■ **How to complete this task**: Reproduce the entries in full and exactly. Pictures stay out.

■ **Given data**:
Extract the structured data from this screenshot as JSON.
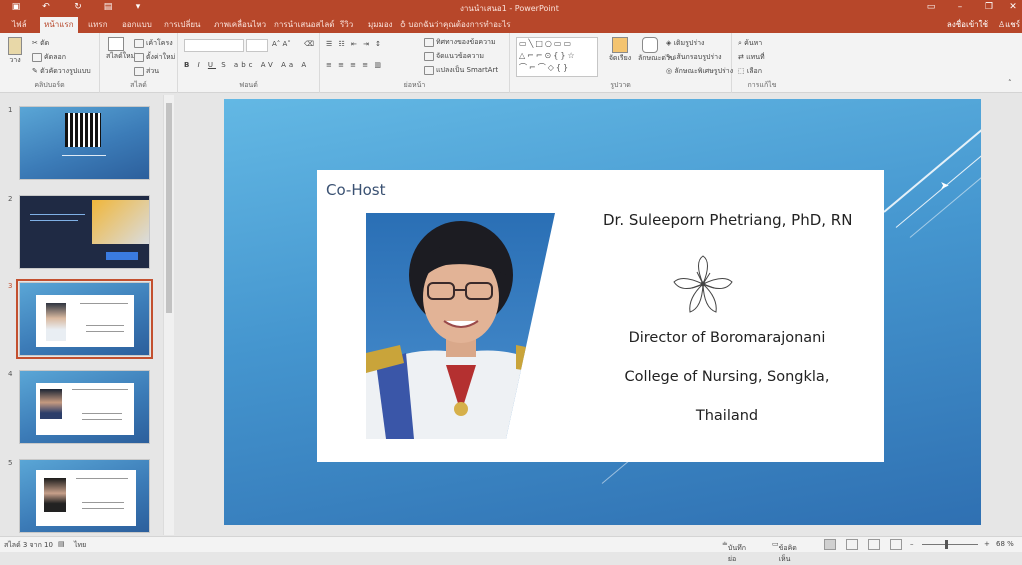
{
  "titlebar": {
    "doc_title": "งานนำเสนอ1 - PowerPoint",
    "quick_access": [
      "save",
      "undo",
      "redo",
      "present"
    ],
    "window_buttons": [
      "ribbon-options",
      "minimize",
      "restore",
      "close"
    ]
  },
  "tabs": [
    {
      "label": "ไฟล์"
    },
    {
      "label": "หน้าแรก",
      "active": true
    },
    {
      "label": "แทรก"
    },
    {
      "label": "ออกแบบ"
    },
    {
      "label": "การเปลี่ยน"
    },
    {
      "label": "ภาพเคลื่อนไหว"
    },
    {
      "label": "การนำเสนอสไลด์"
    },
    {
      "label": "รีวิว"
    },
    {
      "label": "มุมมอง"
    }
  ],
  "tellme": "บอกฉันว่าคุณต้องการทำอะไร",
  "user": "ลงชื่อเข้าใช้",
  "share": "แชร์",
  "ribbon": {
    "groups": [
      {
        "label": "คลิปบอร์ด"
      },
      {
        "label": "สไลด์"
      },
      {
        "label": "ฟอนต์"
      },
      {
        "label": "ย่อหน้า"
      },
      {
        "label": "รูปวาด"
      },
      {
        "label": "การแก้ไข"
      }
    ],
    "clipboard": {
      "paste": "วาง",
      "cut": "ตัด",
      "copy": "คัดลอก",
      "format_painter": "ตัวคัดวางรูปแบบ"
    },
    "slides": {
      "new_slide": "สไลด์ใหม่",
      "layout": "เค้าโครง",
      "reset": "ตั้งค่าใหม่",
      "section": "ส่วน"
    },
    "paragraph": {
      "direction": "ทิศทางของข้อความ",
      "align": "จัดแนวข้อความ",
      "smartart": "แปลงเป็น SmartArt"
    },
    "drawing": {
      "arrange": "จัดเรียง",
      "quick_styles": "ลักษณะด่วน",
      "fill": "เติมรูปร่าง",
      "outline": "เส้นกรอบรูปร่าง",
      "effects": "ลักษณะพิเศษรูปร่าง"
    },
    "editing": {
      "find": "ค้นหา",
      "replace": "แทนที่",
      "select": "เลือก"
    }
  },
  "thumbnails": [
    {
      "number": "1"
    },
    {
      "number": "2"
    },
    {
      "number": "3",
      "selected": true
    },
    {
      "number": "4"
    },
    {
      "number": "5"
    }
  ],
  "slide": {
    "cohost_label": "Co-Host",
    "name": "Dr. Suleeporn Phetriang, PhD, RN",
    "role_line1": "Director of Boromarajonani",
    "role_line2": "College of Nursing, Songkla,",
    "role_line3": "Thailand"
  },
  "statusbar": {
    "slide_counter": "สไลด์ 3 จาก 10",
    "language": "ไทย",
    "notes": "บันทึกย่อ",
    "comments": "ข้อคิดเห็น",
    "zoom": "68 %"
  },
  "colors": {
    "accent": "#b7472a",
    "slide_top": "#63b8e4",
    "slide_bottom": "#2f70b2",
    "card_title": "#3a5172"
  }
}
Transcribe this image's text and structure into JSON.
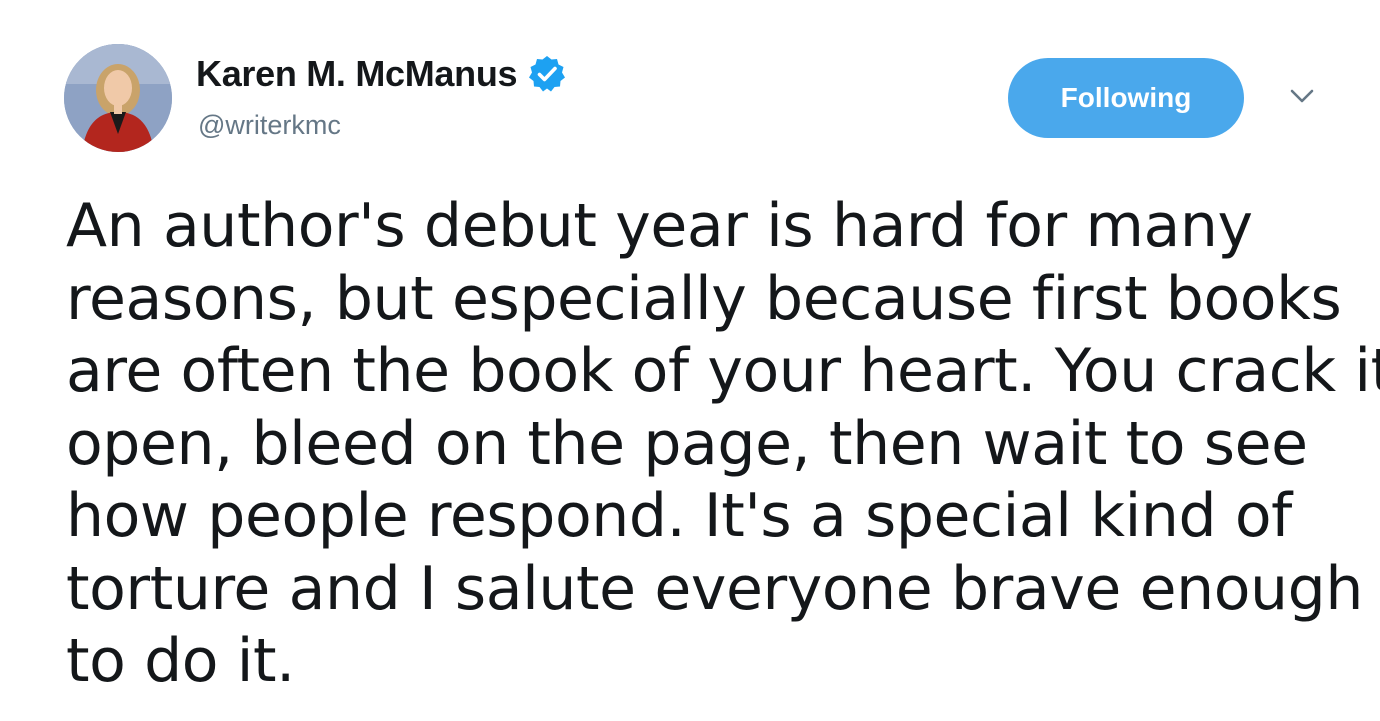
{
  "author": {
    "display_name": "Karen M. McManus",
    "handle": "@writerkmc",
    "verified": true,
    "avatar_icon": "profile-photo"
  },
  "actions": {
    "follow_label": "Following",
    "follow_color": "#4aa8ec",
    "more_icon": "chevron-down-icon"
  },
  "tweet": {
    "lines": [
      "An author's debut year is hard for many",
      "reasons, but especially because first books",
      "are often the book of your heart. You crack it",
      "open, bleed on the page, then wait to see",
      "how people respond. It's a special kind of",
      "torture and I salute everyone brave enough",
      "to do it."
    ]
  },
  "colors": {
    "text": "#14171a",
    "secondary": "#657786",
    "verified_badge": "#1da1f2"
  }
}
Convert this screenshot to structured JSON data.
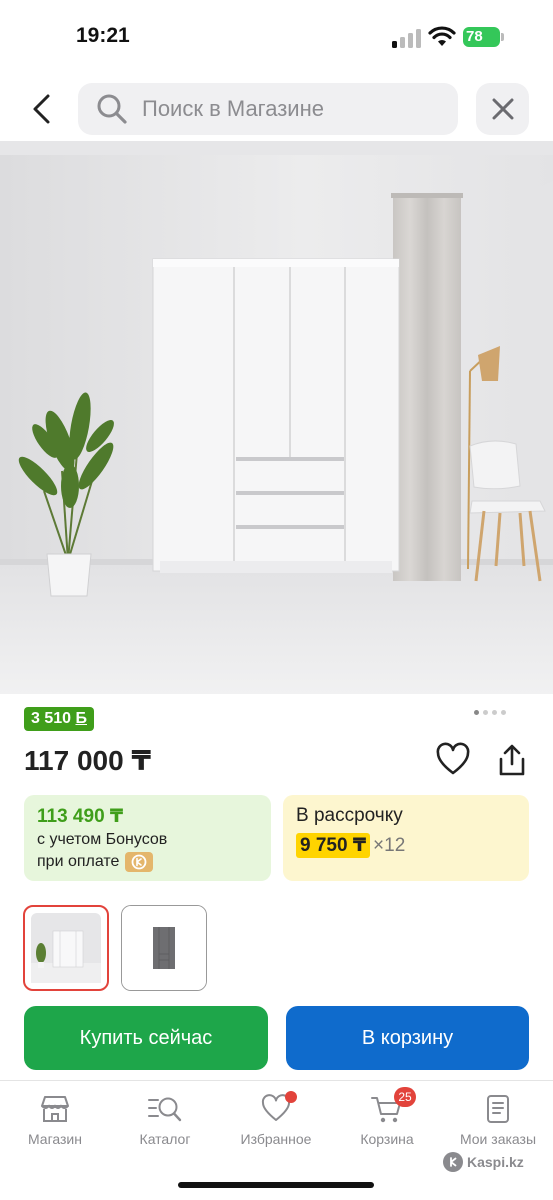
{
  "status_bar": {
    "time": "19:21",
    "battery": "78"
  },
  "search": {
    "placeholder": "Поиск в Магазине"
  },
  "product": {
    "bonus_badge": "3 510 ",
    "bonus_badge_symbol": "Б",
    "price": "117 000 ₸",
    "image_count": 4,
    "active_image": 1
  },
  "bonus_card": {
    "price": "113 490 ₸",
    "line1": "с учетом Бонусов",
    "line2": "при оплате"
  },
  "installment_card": {
    "title": "В рассрочку",
    "amount": "9 750 ₸",
    "multiplier": "×12"
  },
  "actions": {
    "buy_label": "Купить сейчас",
    "cart_label": "В корзину"
  },
  "tab_bar": {
    "items": [
      {
        "label": "Магазин",
        "icon": "store-icon"
      },
      {
        "label": "Каталог",
        "icon": "catalog-icon"
      },
      {
        "label": "Избранное",
        "icon": "heart-icon"
      },
      {
        "label": "Корзина",
        "icon": "cart-icon",
        "badge": "25"
      },
      {
        "label": "Мои заказы",
        "icon": "orders-icon"
      }
    ]
  },
  "watermark": "Kaspi.kz",
  "colors": {
    "green": "#1ea64a",
    "blue": "#0f6bcc",
    "bonus_green": "#3f9e1a",
    "installment_yellow": "#ffd400",
    "accent_red": "#e2433b"
  }
}
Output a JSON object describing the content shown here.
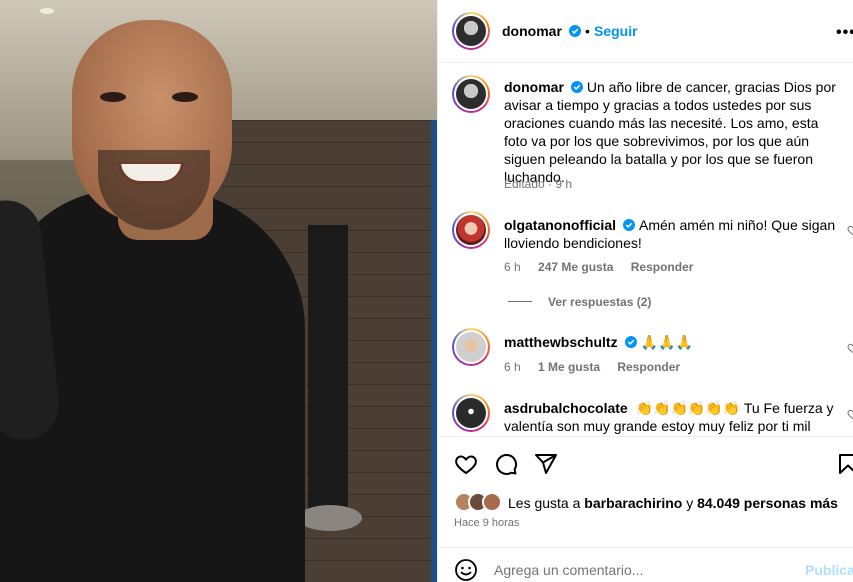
{
  "header": {
    "username": "donomar",
    "separator": "•",
    "follow_label": "Seguir",
    "more_label": "•••"
  },
  "caption": {
    "username": "donomar",
    "text": "Un año libre de cancer, gracias Dios por avisar a tiempo y gracias a todos ustedes por sus oraciones cuando más las necesité. Los amo, esta foto va por los que sobrevivimos, por los que aún siguen peleando la batalla y por los que se fueron luchando.",
    "edited": "Editado",
    "dot": "·",
    "time": "9 h"
  },
  "comments": [
    {
      "username": "olgatanonofficial",
      "text": "Amén amén mi niño! Que sigan lloviendo bendiciones!",
      "time": "6 h",
      "likes": "247 Me gusta",
      "reply": "Responder",
      "view_replies": "Ver respuestas (2)"
    },
    {
      "username": "matthewbschultz",
      "text": "🙏🙏🙏",
      "time": "6 h",
      "likes": "1 Me gusta",
      "reply": "Responder"
    },
    {
      "username": "asdrubalchocolate",
      "text": "👏👏👏👏👏👏 Tu Fe fuerza y valentía son muy grande estoy muy feliz por ti mil"
    }
  ],
  "likes_line": {
    "prefix": "Les gusta a",
    "user": "barbarachirino",
    "connector": "y",
    "others": "84.049 personas más"
  },
  "posted": "Hace 9 horas",
  "add_comment": {
    "placeholder": "Agrega un comentario...",
    "post_label": "Publicar"
  },
  "colors": {
    "link_blue": "#0095f6",
    "muted": "#737373",
    "post_disabled": "#b2dffc",
    "verified": "#0095f6"
  },
  "icons": [
    "heart-icon",
    "comment-icon",
    "share-icon",
    "bookmark-icon",
    "smiley-icon",
    "verified-badge-icon",
    "more-options-icon"
  ]
}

■ **Written solution**:
Extract the structured data from this screenshot as JSON.
{
  "titlebar": {
    "doc_title": "งานนำเสนอ1 - PowerPoint",
    "quick_access": [
      "save",
      "undo",
      "redo",
      "present"
    ],
    "window_buttons": [
      "ribbon-options",
      "minimize",
      "restore",
      "close"
    ]
  },
  "tabs": [
    {
      "label": "ไฟล์"
    },
    {
      "label": "หน้าแรก",
      "active": true
    },
    {
      "label": "แทรก"
    },
    {
      "label": "ออกแบบ"
    },
    {
      "label": "การเปลี่ยน"
    },
    {
      "label": "ภาพเคลื่อนไหว"
    },
    {
      "label": "การนำเสนอสไลด์"
    },
    {
      "label": "รีวิว"
    },
    {
      "label": "มุมมอง"
    }
  ],
  "tellme": "บอกฉันว่าคุณต้องการทำอะไร",
  "user": "ลงชื่อเข้าใช้",
  "share": "แชร์",
  "ribbon": {
    "groups": [
      {
        "label": "คลิปบอร์ด"
      },
      {
        "label": "สไลด์"
      },
      {
        "label": "ฟอนต์"
      },
      {
        "label": "ย่อหน้า"
      },
      {
        "label": "รูปวาด"
      },
      {
        "label": "การแก้ไข"
      }
    ],
    "clipboard": {
      "paste": "วาง",
      "cut": "ตัด",
      "copy": "คัดลอก",
      "format_painter": "ตัวคัดวางรูปแบบ"
    },
    "slides": {
      "new_slide": "สไลด์ใหม่",
      "layout": "เค้าโครง",
      "reset": "ตั้งค่าใหม่",
      "section": "ส่วน"
    },
    "paragraph": {
      "direction": "ทิศทางของข้อความ",
      "align": "จัดแนวข้อความ",
      "smartart": "แปลงเป็น SmartArt"
    },
    "drawing": {
      "arrange": "จัดเรียง",
      "quick_styles": "ลักษณะด่วน",
      "fill": "เติมรูปร่าง",
      "outline": "เส้นกรอบรูปร่าง",
      "effects": "ลักษณะพิเศษรูปร่าง"
    },
    "editing": {
      "find": "ค้นหา",
      "replace": "แทนที่",
      "select": "เลือก"
    }
  },
  "thumbnails": [
    {
      "number": "1"
    },
    {
      "number": "2"
    },
    {
      "number": "3",
      "selected": true
    },
    {
      "number": "4"
    },
    {
      "number": "5"
    }
  ],
  "slide": {
    "cohost_label": "Co-Host",
    "name": "Dr. Suleeporn Phetriang, PhD, RN",
    "role_line1": "Director of Boromarajonani",
    "role_line2": "College of Nursing, Songkla,",
    "role_line3": "Thailand"
  },
  "statusbar": {
    "slide_counter": "สไลด์ 3 จาก 10",
    "language": "ไทย",
    "notes": "บันทึกย่อ",
    "comments": "ข้อคิดเห็น",
    "zoom": "68 %"
  },
  "colors": {
    "accent": "#b7472a",
    "slide_top": "#63b8e4",
    "slide_bottom": "#2f70b2",
    "card_title": "#3a5172"
  }
}
Transcribe this image's text and structure into JSON.
{
  "author": {
    "display_name": "Karen M. McManus",
    "handle": "@writerkmc",
    "verified": true,
    "avatar_icon": "profile-photo"
  },
  "actions": {
    "follow_label": "Following",
    "follow_color": "#4aa8ec",
    "more_icon": "chevron-down-icon"
  },
  "tweet": {
    "lines": [
      "An author's debut year is hard for many",
      "reasons, but especially because first books",
      "are often the book of your heart. You crack it",
      "open, bleed on the page, then wait to see",
      "how people respond. It's a special kind of",
      "torture and I salute everyone brave enough",
      "to do it."
    ]
  },
  "colors": {
    "text": "#14171a",
    "secondary": "#657786",
    "verified_badge": "#1da1f2"
  }
}
Convert this screenshot to structured JSON data.
{
  "status_bar": {
    "time": "19:21",
    "battery": "78"
  },
  "search": {
    "placeholder": "Поиск в Магазине"
  },
  "product": {
    "bonus_badge": "3 510 ",
    "bonus_badge_symbol": "Б",
    "price": "117 000 ₸",
    "image_count": 4,
    "active_image": 1
  },
  "bonus_card": {
    "price": "113 490 ₸",
    "line1": "с учетом Бонусов",
    "line2": "при оплате"
  },
  "installment_card": {
    "title": "В рассрочку",
    "amount": "9 750 ₸",
    "multiplier": "×12"
  },
  "actions": {
    "buy_label": "Купить сейчас",
    "cart_label": "В корзину"
  },
  "tab_bar": {
    "items": [
      {
        "label": "Магазин",
        "icon": "store-icon"
      },
      {
        "label": "Каталог",
        "icon": "catalog-icon"
      },
      {
        "label": "Избранное",
        "icon": "heart-icon"
      },
      {
        "label": "Корзина",
        "icon": "cart-icon",
        "badge": "25"
      },
      {
        "label": "Мои заказы",
        "icon": "orders-icon"
      }
    ]
  },
  "watermark": "Kaspi.kz",
  "colors": {
    "green": "#1ea64a",
    "blue": "#0f6bcc",
    "bonus_green": "#3f9e1a",
    "installment_yellow": "#ffd400",
    "accent_red": "#e2433b"
  }
}
Output a JSON object describing the content shown here.
{
  "header": {
    "username": "donomar",
    "separator": "•",
    "follow_label": "Seguir",
    "more_label": "•••"
  },
  "caption": {
    "username": "donomar",
    "text": "Un año libre de cancer, gracias Dios por avisar a tiempo y gracias a todos ustedes por sus oraciones cuando más las necesité. Los amo, esta foto va por los que sobrevivimos, por los que aún siguen peleando la batalla y por los que se fueron luchando.",
    "edited": "Editado",
    "dot": "·",
    "time": "9 h"
  },
  "comments": [
    {
      "username": "olgatanonofficial",
      "text": "Amén amén mi niño! Que sigan lloviendo bendiciones!",
      "time": "6 h",
      "likes": "247 Me gusta",
      "reply": "Responder",
      "view_replies": "Ver respuestas (2)"
    },
    {
      "username": "matthewbschultz",
      "text": "🙏🙏🙏",
      "time": "6 h",
      "likes": "1 Me gusta",
      "reply": "Responder"
    },
    {
      "username": "asdrubalchocolate",
      "text": "👏👏👏👏👏👏 Tu Fe fuerza y valentía son muy grande estoy muy feliz por ti mil"
    }
  ],
  "likes_line": {
    "prefix": "Les gusta a",
    "user": "barbarachirino",
    "connector": "y",
    "others": "84.049 personas más"
  },
  "posted": "Hace 9 horas",
  "add_comment": {
    "placeholder": "Agrega un comentario...",
    "post_label": "Publicar"
  },
  "colors": {
    "link_blue": "#0095f6",
    "muted": "#737373",
    "post_disabled": "#b2dffc",
    "verified": "#0095f6"
  },
  "icons": [
    "heart-icon",
    "comment-icon",
    "share-icon",
    "bookmark-icon",
    "smiley-icon",
    "verified-badge-icon",
    "more-options-icon"
  ]
}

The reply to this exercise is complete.